Provided entries START

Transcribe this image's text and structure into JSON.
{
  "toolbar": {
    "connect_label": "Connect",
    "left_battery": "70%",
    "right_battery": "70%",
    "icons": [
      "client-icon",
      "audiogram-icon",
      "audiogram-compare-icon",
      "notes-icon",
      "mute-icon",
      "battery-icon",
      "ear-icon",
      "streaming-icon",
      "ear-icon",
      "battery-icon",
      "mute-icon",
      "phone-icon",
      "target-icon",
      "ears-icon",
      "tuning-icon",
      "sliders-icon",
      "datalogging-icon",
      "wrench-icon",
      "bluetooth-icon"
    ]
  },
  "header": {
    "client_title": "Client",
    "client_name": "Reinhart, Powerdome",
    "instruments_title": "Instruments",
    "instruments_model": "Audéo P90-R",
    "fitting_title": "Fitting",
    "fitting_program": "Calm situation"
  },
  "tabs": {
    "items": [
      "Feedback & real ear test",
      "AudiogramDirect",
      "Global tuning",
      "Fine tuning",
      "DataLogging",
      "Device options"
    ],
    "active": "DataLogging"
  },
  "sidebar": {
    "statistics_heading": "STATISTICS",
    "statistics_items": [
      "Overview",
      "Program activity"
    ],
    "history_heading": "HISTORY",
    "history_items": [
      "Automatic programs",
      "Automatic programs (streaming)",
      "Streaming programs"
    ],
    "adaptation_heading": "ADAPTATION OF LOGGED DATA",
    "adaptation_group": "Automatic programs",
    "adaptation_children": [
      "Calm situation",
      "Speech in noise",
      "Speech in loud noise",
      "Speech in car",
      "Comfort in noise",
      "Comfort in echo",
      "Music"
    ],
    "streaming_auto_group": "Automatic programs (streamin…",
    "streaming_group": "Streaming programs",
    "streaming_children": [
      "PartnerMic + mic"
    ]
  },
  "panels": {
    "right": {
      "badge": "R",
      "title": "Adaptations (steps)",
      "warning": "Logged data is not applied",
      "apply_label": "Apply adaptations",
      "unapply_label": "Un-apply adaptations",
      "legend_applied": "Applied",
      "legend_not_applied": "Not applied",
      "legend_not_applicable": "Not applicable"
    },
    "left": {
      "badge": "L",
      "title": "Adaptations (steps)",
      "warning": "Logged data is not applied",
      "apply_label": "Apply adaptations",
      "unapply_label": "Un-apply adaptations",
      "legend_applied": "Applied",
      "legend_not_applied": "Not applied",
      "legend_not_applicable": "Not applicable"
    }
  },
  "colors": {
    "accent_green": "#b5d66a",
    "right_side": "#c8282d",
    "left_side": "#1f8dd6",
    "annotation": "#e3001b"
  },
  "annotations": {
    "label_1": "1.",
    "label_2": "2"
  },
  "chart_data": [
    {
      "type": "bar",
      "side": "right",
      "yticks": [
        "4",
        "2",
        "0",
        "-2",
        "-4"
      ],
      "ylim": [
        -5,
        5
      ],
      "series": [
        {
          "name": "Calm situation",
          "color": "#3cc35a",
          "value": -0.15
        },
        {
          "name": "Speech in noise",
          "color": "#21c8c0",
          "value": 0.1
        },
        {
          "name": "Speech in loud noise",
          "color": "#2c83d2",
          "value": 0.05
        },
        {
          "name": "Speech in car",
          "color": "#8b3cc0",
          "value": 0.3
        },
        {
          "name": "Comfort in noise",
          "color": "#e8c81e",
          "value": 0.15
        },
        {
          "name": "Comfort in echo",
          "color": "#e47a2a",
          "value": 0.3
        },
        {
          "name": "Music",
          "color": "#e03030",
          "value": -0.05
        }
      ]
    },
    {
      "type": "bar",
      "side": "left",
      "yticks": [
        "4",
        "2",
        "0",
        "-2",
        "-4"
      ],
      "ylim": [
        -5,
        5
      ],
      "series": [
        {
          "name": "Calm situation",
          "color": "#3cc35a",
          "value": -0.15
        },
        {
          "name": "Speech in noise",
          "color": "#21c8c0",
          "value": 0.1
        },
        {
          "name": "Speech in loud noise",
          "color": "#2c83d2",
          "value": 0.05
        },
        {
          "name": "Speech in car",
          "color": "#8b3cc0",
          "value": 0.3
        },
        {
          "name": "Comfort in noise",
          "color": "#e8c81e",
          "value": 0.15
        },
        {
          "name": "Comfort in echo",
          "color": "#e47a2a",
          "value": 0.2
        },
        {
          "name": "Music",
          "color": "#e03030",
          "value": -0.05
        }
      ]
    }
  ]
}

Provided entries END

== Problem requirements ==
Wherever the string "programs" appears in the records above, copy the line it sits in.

== Answer section ==
      "Automatic programs",
      "Automatic programs (streaming)",
      "Streaming programs"
    "adaptation_group": "Automatic programs",
    "streaming_auto_group": "Automatic programs (streamin…",
    "streaming_group": "Streaming programs",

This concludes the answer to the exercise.